My doctor walked to us to the room where I would talk, when I walked in, it was an auditorium. Eventually this “room” filled up with over 100 Residents of hospital staff, some parents, and a few patients. In the second row, sitting on the left side was the little girl and her mom. It was in this moment that I knew, I had to share my experience. That I had a voice and an ability to share, some understanding of what I was going through, an that it may help her, or help her mom understand her pain. There was no other option in the moment.
I shared this personal experience that I’d barely talked to my mom about, with over 100 residents in the hospital. I cried, and stumbled on my words. But I did it. It felt like a profound moment, the first step in accepting what I had gone through for six months. What I would realize years later is that it was the first step in an even bigger plan.
In one day I’d been challenged in more ways than I could have imagined. I took action in two big ways that had huge lasting impacts on my life. Two actions that not only came from this place of self-love but in what I wish I would have had for myself. I was speaking to myself just as much for that little girl.
When we decide to do something, whether it’s public speaking when you’re scared shitless, not eating certain foods to heal your body, join a gym to get stronger, take medication because we need that intervention, or get out of a toxic relationship, they all require two things; an enormous amount of self-love and action.
Behind all of these choices are the decision to love yourself through the uncomfortable aspects of taking actions that you know are what you need, but aren’t comfortable at first. The hard things are what help us grow. They are our opportunities to deepen our love for ourselves, and to really understand who we are.
Self-love’s backbone is action.
Without action self-love is simply a feeling that may come and go.
It’s like playing a sport, unless you practice it, you’re likely to just sit the bench.
In that moment, with that little girl, I decided to take action. I decided to not sit the bench. To take a big risk, and love myself through the process of sharing this emotionally raw story, not only for her, but for healing in myself.
There have been so many moments in my life in congruence with this one, where I made big life decisions, those self-love actions instead of sitting on the bench. Like, leaving an emotionally abusive relationship, leaving a steady job to start my coaching business, moving across the country to Seattle, and starting intensive healing treatments to get my body to it’s healthiest.
At each step, the choice has been far more rewarding than the struggle I experienced through the process. And that’s the beauty right? In all of these moments (and more) it has been ever more clear to me, that my purpose has always been to serve other women and help them on their journeys, not only to better health, but to greater understanding and love of themselves.

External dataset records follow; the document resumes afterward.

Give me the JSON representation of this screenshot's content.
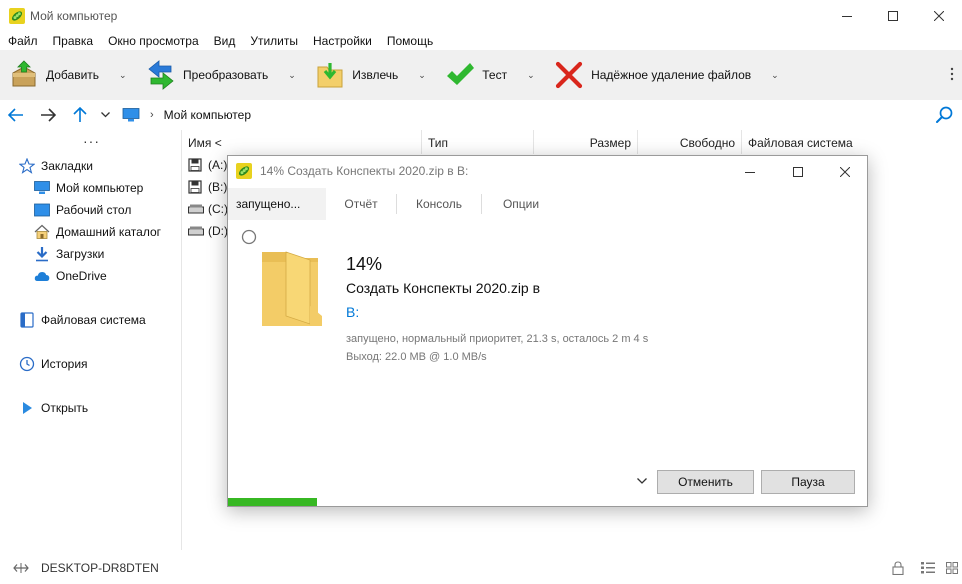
{
  "window": {
    "title": "Мой компьютер",
    "controls": [
      "minimize-icon",
      "maximize-icon",
      "close-icon"
    ]
  },
  "menu": [
    "Файл",
    "Правка",
    "Окно просмотра",
    "Вид",
    "Утилиты",
    "Настройки",
    "Помощь"
  ],
  "toolbar": {
    "add": "Добавить",
    "convert": "Преобразовать",
    "extract": "Извлечь",
    "test": "Тест",
    "secure_delete": "Надёжное удаление файлов"
  },
  "address": {
    "path": "Мой компьютер"
  },
  "sidebar": {
    "bookmarks": "Закладки",
    "items": [
      "Мой компьютер",
      "Рабочий стол",
      "Домашний каталог",
      "Загрузки",
      "OneDrive"
    ],
    "filesystem": "Файловая система",
    "history": "История",
    "open": "Открыть"
  },
  "filelist": {
    "columns": [
      "Имя <",
      "Тип",
      "Размер",
      "Свободно",
      "Файловая система"
    ],
    "drives": [
      "(A:)",
      "(B:)",
      "(C:)",
      "(D:)"
    ]
  },
  "status": {
    "computer": "DESKTOP-DR8DTEN"
  },
  "dialog": {
    "title": "14% Создать Конспекты 2020.zip в B:",
    "tabs": [
      "запущено...",
      "Отчёт",
      "Консоль",
      "Опции"
    ],
    "percent": "14%",
    "action": "Создать Конспекты 2020.zip в",
    "target": "B:",
    "status_line": "запущено, нормальный приоритет, 21.3 s, осталось 2 m 4 s",
    "output_line": "Выход: 22.0 MB @ 1.0 MB/s",
    "cancel": "Отменить",
    "pause": "Пауза",
    "progress": 0.14
  },
  "colors": {
    "accent_blue": "#0078d7",
    "progress_green": "#37b823",
    "folder_yellow": "#f8d775",
    "delete_red": "#d9261c",
    "check_green": "#2fb830"
  }
}
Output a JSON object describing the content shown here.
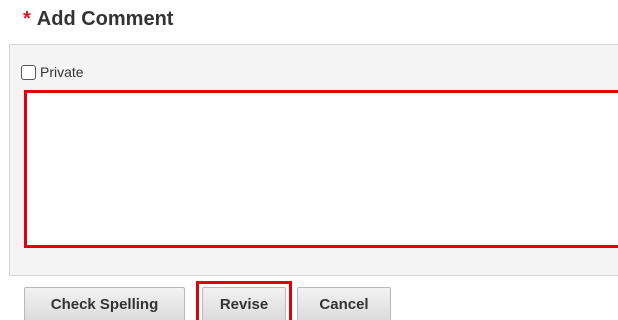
{
  "section": {
    "required_marker": "*",
    "title": "Add Comment"
  },
  "private_checkbox": {
    "label": "Private",
    "checked": false
  },
  "comment": {
    "value": "",
    "placeholder": ""
  },
  "buttons": {
    "check_spelling": "Check Spelling",
    "revise": "Revise",
    "cancel": "Cancel"
  },
  "colors": {
    "required": "#d71920",
    "highlight": "#e0000b"
  }
}
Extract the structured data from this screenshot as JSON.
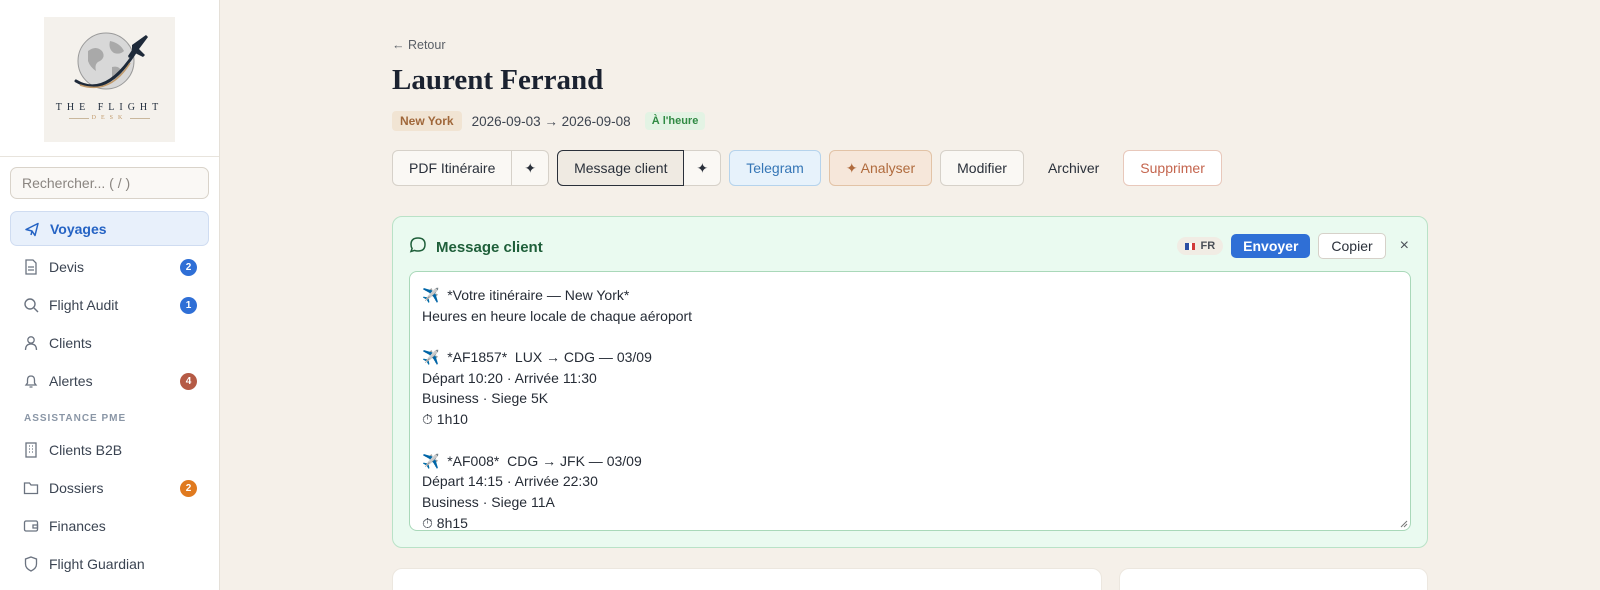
{
  "brand": {
    "line1": "THE FLIGHT",
    "line2": "DESK"
  },
  "search": {
    "placeholder": "Rechercher...  ( / )"
  },
  "nav": {
    "items": [
      {
        "label": "Voyages",
        "icon": "plane-icon",
        "active": true
      },
      {
        "label": "Devis",
        "icon": "document-icon",
        "badge": "2"
      },
      {
        "label": "Flight Audit",
        "icon": "search-icon",
        "badge": "1"
      },
      {
        "label": "Clients",
        "icon": "user-icon"
      },
      {
        "label": "Alertes",
        "icon": "bell-icon",
        "badge": "4"
      }
    ],
    "section_label": "ASSISTANCE PME",
    "section_items": [
      {
        "label": "Clients B2B",
        "icon": "building-icon"
      },
      {
        "label": "Dossiers",
        "icon": "folder-icon",
        "badge": "2"
      },
      {
        "label": "Finances",
        "icon": "wallet-icon"
      },
      {
        "label": "Flight Guardian",
        "icon": "shield-icon"
      }
    ]
  },
  "header": {
    "back": "← Retour",
    "title": "Laurent Ferrand",
    "city": "New York",
    "dates": "2026-09-03 → 2026-09-08",
    "status": "À l'heure"
  },
  "toolbar": {
    "pdf": "PDF Itinéraire",
    "sparkle": "✦",
    "message": "Message client",
    "telegram": "Telegram",
    "analyze": "✦ Analyser",
    "edit": "Modifier",
    "archive": "Archiver",
    "delete": "Supprimer"
  },
  "panel": {
    "title": "Message client",
    "lang": "FR",
    "send": "Envoyer",
    "copy": "Copier",
    "close": "×",
    "lines": [
      "✈️  *Votre itinéraire — New York*",
      "Heures en heure locale de chaque aéroport",
      "",
      "✈️  *AF1857*  LUX → CDG — 03/09",
      "Départ 10:20 · Arrivée 11:30",
      "Business · Siege 5K",
      "⏱ 1h10",
      "",
      "✈️  *AF008*  CDG → JFK — 03/09",
      "Départ 14:15 · Arrivée 22:30",
      "Business · Siege 11A",
      "⏱ 8h15"
    ]
  },
  "colors": {
    "accent": "#2f6fd6",
    "panel_bg": "#eafaf0",
    "status_green": "#2f8a43",
    "city_tag": "#a0673a"
  }
}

This is why I created Soul Power.
It’s been my dream for years to create a real platform like this. Helping you, connect more deeply, live your healthiest life, and love yourself with the richest self-compassion you’ve ever experienced.

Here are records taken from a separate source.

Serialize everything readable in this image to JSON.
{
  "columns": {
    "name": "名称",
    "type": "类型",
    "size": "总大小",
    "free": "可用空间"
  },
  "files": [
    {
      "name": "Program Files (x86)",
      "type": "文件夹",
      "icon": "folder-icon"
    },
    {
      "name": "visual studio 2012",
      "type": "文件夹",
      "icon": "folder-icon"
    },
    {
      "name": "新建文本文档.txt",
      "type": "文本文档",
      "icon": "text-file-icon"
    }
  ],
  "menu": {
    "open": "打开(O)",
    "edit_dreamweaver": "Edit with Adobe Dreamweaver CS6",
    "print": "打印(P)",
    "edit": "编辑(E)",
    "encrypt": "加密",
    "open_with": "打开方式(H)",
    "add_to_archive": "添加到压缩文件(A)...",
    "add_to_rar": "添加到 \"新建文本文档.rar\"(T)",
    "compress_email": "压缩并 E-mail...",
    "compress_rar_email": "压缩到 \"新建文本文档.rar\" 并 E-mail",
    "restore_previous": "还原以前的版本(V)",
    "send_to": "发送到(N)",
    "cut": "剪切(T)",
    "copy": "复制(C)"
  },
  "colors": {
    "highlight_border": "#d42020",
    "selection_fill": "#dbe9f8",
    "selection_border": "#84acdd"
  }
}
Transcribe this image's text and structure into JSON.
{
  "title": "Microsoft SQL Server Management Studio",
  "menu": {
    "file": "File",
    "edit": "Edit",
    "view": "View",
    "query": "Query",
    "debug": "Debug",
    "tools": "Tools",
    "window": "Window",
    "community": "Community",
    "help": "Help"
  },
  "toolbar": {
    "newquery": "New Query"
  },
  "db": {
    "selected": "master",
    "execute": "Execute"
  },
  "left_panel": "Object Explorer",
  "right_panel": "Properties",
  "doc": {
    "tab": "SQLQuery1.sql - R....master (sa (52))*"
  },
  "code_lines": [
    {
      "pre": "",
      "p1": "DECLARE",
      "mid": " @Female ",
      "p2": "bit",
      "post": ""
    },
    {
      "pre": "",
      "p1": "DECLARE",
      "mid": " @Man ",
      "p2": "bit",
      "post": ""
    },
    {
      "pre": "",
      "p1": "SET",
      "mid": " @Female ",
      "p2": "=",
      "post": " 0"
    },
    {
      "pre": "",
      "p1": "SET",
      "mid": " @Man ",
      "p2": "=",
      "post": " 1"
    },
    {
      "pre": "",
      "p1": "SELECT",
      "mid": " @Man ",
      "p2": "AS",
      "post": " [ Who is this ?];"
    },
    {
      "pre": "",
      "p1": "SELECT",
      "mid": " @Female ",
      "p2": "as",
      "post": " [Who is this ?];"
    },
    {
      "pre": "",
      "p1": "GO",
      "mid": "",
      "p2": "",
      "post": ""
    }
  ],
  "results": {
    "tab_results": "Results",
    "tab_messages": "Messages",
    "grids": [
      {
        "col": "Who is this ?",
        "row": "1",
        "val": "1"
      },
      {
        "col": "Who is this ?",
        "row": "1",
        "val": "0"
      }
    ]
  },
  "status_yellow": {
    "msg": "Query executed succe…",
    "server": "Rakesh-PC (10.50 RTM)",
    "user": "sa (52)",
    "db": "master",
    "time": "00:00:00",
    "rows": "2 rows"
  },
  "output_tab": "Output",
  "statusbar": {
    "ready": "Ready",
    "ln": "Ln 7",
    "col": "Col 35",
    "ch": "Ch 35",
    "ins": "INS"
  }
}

So now I am asking you, I am asking you to take a risk. I am asking you to step into the journey of greater understanding of yourself, of better health, of deeper self-care. I am asking you, to take action with your self-love and be a part of Soul Power.
If you have that whisper in your head saying “I need this,” listen to it, it is your intuition telling you that this message is what you needed to hear.
Love yourself. Give yourself the opportunity to care for yourself in ways you never have before. Your life is depending on you taking action behind your self-love.
P.S. Soul Power is my new platform for helping women nourish themselves and achieve maximum vitality in their lives. Enrollment closes Valentine’s Day. Read details here.